-- Work to complete --
Across the whole listing, copy out every line that includes the string "screenshot".

-- Task input --

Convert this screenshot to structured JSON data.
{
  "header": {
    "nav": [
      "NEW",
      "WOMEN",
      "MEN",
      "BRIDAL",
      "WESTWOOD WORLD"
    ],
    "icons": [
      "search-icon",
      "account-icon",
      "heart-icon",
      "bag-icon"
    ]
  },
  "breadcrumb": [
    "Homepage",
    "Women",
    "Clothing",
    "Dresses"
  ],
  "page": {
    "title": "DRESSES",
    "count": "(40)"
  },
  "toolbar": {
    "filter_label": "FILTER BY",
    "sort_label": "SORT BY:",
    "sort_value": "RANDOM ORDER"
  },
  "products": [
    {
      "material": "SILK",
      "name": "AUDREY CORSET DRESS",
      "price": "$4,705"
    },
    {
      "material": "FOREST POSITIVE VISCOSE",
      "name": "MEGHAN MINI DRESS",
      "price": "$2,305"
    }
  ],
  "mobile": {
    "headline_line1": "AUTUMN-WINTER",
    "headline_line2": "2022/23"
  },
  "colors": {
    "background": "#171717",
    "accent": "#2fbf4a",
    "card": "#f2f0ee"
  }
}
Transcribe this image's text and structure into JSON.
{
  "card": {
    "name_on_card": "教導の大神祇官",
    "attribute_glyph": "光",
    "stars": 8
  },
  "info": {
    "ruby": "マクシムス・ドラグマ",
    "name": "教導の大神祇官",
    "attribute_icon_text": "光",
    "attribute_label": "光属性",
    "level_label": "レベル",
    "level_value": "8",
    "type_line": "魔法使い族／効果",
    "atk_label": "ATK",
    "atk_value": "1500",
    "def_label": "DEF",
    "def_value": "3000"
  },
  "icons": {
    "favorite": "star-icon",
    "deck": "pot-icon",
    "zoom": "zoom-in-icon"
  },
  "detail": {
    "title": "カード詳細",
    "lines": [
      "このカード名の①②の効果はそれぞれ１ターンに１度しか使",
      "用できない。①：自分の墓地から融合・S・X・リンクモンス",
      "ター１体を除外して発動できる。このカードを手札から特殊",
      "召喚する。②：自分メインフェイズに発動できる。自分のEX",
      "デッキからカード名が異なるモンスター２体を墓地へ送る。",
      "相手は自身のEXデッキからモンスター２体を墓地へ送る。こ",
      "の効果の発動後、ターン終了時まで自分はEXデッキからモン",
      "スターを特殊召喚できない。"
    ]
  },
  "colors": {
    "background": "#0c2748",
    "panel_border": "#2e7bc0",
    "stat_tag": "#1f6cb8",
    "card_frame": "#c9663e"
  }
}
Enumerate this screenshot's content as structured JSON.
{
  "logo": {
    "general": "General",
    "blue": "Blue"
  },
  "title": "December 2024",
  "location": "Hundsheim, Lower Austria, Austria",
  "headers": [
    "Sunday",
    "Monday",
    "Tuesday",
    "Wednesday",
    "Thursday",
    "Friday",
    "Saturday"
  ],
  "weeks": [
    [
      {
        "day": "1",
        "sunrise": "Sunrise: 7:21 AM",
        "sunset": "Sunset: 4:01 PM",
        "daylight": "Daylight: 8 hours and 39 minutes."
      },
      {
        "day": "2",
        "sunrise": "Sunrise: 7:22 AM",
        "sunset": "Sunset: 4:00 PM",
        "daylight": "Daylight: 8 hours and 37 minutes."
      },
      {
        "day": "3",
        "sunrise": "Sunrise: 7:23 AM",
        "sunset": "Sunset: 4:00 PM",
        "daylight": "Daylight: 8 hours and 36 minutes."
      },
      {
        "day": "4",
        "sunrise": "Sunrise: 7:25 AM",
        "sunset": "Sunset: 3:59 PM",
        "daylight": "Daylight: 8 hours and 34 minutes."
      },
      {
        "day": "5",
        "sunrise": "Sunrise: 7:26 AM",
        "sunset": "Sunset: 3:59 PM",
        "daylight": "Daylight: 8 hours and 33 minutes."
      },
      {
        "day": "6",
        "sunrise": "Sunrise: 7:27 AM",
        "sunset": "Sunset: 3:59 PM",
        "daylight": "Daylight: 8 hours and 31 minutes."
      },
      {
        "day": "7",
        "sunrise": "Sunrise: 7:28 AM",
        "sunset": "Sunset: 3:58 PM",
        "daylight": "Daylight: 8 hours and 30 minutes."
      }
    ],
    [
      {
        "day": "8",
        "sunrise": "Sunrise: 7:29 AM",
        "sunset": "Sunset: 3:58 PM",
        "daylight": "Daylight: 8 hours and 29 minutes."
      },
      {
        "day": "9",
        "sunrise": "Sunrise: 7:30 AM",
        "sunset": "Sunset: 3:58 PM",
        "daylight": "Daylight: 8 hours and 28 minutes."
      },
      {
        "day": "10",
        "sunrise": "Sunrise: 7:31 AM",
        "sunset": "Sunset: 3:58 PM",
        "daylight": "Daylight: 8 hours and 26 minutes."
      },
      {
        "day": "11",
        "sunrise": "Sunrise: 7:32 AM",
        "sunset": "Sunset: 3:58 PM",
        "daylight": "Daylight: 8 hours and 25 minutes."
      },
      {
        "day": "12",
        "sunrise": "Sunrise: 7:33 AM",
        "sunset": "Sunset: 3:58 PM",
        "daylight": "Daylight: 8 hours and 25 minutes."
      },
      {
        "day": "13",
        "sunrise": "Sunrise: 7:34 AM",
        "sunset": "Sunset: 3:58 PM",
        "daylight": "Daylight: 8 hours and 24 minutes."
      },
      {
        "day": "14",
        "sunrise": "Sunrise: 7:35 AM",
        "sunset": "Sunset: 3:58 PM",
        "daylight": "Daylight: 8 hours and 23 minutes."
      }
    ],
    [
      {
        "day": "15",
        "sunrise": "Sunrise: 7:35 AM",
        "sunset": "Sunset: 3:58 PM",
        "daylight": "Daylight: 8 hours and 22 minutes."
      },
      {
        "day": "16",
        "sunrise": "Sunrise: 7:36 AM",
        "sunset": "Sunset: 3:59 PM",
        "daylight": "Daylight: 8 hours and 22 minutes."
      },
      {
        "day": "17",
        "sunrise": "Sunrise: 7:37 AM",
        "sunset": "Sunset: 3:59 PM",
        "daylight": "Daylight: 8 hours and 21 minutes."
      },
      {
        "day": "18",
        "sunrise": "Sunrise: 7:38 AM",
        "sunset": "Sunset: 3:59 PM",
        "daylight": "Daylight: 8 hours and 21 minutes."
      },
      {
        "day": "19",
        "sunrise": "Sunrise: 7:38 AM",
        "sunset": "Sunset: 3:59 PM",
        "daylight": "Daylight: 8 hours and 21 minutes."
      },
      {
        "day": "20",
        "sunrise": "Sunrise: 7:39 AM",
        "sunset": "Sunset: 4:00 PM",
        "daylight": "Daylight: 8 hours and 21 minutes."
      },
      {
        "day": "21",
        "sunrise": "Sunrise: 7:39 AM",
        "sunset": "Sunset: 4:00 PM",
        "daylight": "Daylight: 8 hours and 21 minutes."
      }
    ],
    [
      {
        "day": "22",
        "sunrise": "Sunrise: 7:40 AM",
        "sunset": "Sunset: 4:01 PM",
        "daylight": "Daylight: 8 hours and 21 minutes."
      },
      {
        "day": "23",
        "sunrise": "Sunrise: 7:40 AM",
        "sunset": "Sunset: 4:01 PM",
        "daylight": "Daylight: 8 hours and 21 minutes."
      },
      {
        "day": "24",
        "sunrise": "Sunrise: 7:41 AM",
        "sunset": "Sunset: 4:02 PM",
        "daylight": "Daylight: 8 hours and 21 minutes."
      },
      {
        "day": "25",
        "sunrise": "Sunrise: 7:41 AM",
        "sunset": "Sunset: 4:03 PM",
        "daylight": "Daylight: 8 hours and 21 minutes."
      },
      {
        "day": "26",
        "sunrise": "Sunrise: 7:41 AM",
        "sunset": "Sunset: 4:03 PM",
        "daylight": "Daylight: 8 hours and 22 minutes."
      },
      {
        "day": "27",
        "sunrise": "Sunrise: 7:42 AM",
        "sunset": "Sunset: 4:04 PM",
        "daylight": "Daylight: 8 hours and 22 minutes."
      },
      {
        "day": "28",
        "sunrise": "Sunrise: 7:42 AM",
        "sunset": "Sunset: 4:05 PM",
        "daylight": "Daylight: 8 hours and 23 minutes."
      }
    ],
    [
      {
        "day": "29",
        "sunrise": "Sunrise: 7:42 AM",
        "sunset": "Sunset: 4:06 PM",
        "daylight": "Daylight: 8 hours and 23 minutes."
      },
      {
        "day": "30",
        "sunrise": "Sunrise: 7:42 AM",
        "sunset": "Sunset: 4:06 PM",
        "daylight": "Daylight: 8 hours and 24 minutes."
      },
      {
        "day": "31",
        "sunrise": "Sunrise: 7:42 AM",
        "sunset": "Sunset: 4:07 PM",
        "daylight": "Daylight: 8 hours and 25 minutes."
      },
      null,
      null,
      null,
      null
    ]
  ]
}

-- Answer --
Convert this screenshot to structured JSON data.
Enumerate this screenshot's content as structured JSON.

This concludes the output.